|“Therefore, that I might not become too elated, a thorn in the flesh was given to me, an angel of Satan, to beat me, to keep me from being too elated. Three times I begged the Lord about this, that it might leave me, but he said to me, “My grace is sufficient for you, for power is made perfect in weakness.” I will rather boast most gladly of my weaknesses, in order that the power of Christ may dwell with me. Therefore, I am content with weaknesses, insults, hardships, persecutions, and constraints, for the sake of Christ, for when I am weak, then I am strong.“ 2 Corinthians 12:7-10|
St. Augustine offers insights as well in his letter to Proba. Commenting on St. Paul’s words in the above passage, Augustine encourages us that during times of suffering we may pray for God to remove the difficulty but not to despair if God chooses an alternative instead. The alternative resolution may be greater provisions of His grace that you may endure the trial, rather than its removal after which you might merely return to the illusion of self-sufficiency.
|“In the kind of affliction, then, which can bring either good or ill, we do not know what it is right to pray for; yet, because it is difficult, troublesome and against the grain for us, weak as we are, we do what every human would do, we pray that it may be taken away from us. We owe, however, at least this much in our duty to God: if he does not take it away, we must not imagine that we are being forgotten by him but because of our loving endurance of evil, must await greater blessings in its place. In this way, power shines forth more perfectly in weakness. These words are written to prevent us from having too great an opinion of ourselves if our prayer is granted, when we are impatient in asking for something that it would be better not to receive; and to prevent us from being dejected, and distrustful of God’s mercy toward us, if our prayer is not granted, when we ask for something that would bring us greater affliction, or completely ruin us through the corrupting influence of prosperity.”|

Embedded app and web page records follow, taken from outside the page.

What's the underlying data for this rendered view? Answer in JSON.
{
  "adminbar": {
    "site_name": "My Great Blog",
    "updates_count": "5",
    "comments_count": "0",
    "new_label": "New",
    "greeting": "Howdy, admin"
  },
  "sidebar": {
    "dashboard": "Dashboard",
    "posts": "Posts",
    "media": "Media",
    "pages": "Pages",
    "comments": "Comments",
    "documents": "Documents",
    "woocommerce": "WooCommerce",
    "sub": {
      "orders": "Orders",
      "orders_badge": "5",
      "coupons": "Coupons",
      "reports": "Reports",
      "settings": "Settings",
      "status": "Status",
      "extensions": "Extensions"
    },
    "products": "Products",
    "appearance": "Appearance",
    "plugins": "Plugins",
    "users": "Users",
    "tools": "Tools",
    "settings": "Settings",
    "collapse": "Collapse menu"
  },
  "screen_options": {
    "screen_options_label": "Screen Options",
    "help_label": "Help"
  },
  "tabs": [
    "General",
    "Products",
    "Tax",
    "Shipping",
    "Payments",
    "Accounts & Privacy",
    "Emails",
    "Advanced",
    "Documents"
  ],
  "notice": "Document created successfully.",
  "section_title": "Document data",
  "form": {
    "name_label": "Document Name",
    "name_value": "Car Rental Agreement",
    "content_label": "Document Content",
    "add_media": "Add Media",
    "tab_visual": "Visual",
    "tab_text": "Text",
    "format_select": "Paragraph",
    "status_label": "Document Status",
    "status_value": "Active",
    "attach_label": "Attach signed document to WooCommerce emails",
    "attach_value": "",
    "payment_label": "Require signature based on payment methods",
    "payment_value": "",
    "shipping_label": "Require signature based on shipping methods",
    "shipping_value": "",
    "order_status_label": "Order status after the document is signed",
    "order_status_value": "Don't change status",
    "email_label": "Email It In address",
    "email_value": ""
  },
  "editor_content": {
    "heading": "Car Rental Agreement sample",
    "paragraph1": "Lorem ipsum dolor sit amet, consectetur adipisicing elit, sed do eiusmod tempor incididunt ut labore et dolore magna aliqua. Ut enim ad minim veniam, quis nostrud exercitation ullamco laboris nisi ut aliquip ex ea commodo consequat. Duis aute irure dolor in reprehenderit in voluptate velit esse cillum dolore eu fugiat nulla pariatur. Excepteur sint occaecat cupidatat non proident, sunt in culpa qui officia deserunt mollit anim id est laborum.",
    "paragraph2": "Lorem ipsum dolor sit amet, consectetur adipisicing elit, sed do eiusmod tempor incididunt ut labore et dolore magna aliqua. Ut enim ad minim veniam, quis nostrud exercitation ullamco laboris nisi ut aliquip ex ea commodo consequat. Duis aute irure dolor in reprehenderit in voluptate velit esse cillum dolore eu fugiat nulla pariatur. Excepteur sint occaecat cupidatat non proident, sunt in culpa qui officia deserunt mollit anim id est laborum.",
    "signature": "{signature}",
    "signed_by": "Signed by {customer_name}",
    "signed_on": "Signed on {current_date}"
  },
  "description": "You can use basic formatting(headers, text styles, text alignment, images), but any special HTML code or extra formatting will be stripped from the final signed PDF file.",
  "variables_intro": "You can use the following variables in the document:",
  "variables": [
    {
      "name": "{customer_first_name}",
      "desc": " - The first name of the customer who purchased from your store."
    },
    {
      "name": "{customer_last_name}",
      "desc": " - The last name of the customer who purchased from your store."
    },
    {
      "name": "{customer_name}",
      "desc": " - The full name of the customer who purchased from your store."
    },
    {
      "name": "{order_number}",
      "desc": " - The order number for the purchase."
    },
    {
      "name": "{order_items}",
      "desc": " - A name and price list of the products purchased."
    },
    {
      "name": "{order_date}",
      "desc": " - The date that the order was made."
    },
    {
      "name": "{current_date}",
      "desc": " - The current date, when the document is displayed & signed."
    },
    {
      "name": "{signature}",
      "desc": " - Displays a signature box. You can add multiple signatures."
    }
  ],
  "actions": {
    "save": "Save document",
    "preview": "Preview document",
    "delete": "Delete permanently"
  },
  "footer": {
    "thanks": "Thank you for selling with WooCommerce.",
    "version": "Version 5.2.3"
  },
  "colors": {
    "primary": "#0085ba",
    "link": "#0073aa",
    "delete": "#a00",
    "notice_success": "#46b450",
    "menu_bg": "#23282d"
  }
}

God knows our nature. He knows our timeless struggle of cycling through humility and pride, gratitude and forgetfulness. Daily prayer and surrender to divine providence provide strong medicine to break the destructive cycle in our own spiritual lives. Whenever we feel quick to judge or a little too self-sufficient, let us remember back to the times we cried out to our savior and received His mercy and in turn cultivate compassion and empathy for others crying out to our savior from their own needs. As my mother frequently recites, “But for the grace of God, there go I…”
- When have you cried out to God to save you? When has God’s grace liberated you from the snares of a sin or vice?
- In what ways do you rely on God every day? How does His grace continue to transform you and bless you?
- Is there someone you feel tempted to judge or feel calloused toward rather than compassionate?
- Can you recognize the above seven stage spiritual cycle in your own life? Was there a point where God helped break the cycle or do you feel you still keep circling? Which number might describe your current situation?
Make a Resolution (Practical Application):
- Show compassion toward someone struggling with a sin or vice. Reach out in a concrete way this week to encourage or strengthen them.
- Pray the Litany of Humility each day this week.
- Make a gratitude list of all the things you only have as a result of God’s mercy.
~ Written by Angela Jendro © 2016